DATA EXTRACT section start

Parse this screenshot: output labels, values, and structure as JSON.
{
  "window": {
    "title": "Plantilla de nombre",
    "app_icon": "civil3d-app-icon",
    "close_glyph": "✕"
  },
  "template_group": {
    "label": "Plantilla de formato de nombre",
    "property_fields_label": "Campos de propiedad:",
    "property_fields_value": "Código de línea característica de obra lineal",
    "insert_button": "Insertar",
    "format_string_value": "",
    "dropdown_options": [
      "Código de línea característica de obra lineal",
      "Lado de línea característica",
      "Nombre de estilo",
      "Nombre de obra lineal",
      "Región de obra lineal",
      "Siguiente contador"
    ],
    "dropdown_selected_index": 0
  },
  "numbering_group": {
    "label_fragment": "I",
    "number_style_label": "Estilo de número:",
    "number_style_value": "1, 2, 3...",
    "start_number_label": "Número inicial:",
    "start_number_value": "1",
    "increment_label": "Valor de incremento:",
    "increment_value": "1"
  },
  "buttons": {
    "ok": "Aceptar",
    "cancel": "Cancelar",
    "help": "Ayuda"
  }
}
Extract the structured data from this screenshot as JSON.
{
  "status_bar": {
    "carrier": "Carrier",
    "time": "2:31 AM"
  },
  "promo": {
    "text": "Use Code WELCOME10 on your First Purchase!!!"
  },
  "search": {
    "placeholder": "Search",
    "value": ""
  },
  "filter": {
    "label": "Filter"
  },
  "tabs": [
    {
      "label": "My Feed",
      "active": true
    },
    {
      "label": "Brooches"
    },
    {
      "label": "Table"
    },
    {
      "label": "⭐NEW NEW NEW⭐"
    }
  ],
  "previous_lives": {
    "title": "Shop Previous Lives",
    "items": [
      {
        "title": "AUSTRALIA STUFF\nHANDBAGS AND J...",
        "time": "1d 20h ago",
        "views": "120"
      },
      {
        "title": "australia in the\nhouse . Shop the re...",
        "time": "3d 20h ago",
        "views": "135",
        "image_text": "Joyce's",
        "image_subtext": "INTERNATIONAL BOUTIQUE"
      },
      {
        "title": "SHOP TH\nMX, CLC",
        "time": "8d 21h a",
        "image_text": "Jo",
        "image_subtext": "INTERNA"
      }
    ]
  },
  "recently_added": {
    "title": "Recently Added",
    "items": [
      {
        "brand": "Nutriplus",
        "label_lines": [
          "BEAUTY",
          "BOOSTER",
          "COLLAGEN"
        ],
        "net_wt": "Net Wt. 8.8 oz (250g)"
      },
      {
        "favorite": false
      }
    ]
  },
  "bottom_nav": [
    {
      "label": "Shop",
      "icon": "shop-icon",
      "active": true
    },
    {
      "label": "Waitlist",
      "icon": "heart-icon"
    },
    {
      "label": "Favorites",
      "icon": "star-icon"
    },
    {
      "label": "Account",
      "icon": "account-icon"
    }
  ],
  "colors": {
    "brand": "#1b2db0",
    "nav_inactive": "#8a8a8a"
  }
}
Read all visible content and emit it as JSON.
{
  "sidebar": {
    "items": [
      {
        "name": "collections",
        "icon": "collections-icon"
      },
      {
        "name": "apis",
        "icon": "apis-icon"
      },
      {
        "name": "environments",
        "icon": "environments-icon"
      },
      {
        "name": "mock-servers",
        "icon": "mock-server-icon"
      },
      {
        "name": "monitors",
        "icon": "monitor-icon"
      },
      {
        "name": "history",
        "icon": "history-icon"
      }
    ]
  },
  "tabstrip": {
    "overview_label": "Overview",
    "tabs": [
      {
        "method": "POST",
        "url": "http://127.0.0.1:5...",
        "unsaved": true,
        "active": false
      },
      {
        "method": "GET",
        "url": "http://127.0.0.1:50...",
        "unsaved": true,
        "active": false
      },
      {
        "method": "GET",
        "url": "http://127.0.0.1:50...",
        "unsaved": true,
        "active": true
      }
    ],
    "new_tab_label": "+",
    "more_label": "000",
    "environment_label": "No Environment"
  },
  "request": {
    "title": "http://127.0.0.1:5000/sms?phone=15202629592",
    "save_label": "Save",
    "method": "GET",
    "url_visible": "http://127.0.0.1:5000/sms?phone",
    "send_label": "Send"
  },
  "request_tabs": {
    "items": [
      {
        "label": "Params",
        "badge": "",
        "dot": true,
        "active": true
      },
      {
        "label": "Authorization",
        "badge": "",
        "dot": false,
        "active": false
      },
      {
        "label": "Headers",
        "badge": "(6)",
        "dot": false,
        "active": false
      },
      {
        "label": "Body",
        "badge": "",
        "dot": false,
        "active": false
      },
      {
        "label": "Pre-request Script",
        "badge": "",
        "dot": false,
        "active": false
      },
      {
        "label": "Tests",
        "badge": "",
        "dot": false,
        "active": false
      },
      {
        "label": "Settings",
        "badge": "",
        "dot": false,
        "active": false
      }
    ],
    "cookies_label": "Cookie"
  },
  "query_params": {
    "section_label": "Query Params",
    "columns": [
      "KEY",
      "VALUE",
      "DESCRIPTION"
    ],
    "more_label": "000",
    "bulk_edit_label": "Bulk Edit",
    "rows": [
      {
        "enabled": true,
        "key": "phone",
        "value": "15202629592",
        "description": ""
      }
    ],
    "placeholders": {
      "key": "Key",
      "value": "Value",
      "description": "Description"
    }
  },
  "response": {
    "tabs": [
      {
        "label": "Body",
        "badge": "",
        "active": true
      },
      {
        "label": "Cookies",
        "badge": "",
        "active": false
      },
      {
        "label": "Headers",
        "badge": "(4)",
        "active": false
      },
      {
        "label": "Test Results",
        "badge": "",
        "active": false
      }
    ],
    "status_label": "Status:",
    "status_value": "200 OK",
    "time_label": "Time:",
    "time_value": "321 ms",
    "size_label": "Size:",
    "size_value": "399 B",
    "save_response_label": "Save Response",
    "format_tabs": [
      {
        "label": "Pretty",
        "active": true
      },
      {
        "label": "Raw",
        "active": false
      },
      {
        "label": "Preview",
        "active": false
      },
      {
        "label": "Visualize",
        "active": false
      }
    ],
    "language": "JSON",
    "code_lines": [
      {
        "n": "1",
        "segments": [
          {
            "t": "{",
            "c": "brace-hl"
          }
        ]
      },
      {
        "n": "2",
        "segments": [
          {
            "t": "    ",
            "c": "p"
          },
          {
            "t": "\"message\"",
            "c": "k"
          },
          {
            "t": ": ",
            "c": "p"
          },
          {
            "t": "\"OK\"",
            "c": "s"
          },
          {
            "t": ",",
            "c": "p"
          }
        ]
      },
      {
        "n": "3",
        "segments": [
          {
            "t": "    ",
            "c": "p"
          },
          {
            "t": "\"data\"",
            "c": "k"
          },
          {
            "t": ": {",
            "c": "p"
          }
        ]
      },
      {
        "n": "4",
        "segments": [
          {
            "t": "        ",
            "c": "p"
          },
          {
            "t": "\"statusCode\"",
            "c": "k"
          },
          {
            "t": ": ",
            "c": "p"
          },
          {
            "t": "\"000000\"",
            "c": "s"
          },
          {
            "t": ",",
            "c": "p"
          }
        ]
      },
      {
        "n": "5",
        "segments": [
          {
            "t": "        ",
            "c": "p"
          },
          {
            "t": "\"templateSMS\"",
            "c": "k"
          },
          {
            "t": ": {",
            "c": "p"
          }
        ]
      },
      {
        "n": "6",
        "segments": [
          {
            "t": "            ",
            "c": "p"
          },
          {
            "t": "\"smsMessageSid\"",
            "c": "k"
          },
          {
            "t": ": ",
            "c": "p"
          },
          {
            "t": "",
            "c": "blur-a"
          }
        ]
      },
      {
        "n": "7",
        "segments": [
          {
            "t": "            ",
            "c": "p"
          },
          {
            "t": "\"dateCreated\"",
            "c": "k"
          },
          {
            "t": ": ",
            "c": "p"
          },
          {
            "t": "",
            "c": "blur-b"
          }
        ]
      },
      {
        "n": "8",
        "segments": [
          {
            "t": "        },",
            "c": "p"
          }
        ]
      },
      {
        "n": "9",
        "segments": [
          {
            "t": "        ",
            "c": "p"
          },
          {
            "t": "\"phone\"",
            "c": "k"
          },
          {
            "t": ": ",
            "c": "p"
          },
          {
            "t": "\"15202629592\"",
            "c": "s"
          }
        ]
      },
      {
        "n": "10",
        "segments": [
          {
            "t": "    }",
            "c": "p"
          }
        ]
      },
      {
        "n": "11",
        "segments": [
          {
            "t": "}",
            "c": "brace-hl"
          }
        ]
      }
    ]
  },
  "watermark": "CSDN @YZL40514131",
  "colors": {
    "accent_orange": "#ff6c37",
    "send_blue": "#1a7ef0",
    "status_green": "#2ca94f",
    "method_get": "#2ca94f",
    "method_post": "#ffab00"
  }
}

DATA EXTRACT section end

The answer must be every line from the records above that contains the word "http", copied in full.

EXERCISE OUTPUT ▸
        "url": "http://127.0.0.1:5...",
        "url": "http://127.0.0.1:50...",
        "url": "http://127.0.0.1:50...",
    "title": "http://127.0.0.1:5000/sms?phone=15202629592",
    "url_visible": "http://127.0.0.1:5000/sms?phone",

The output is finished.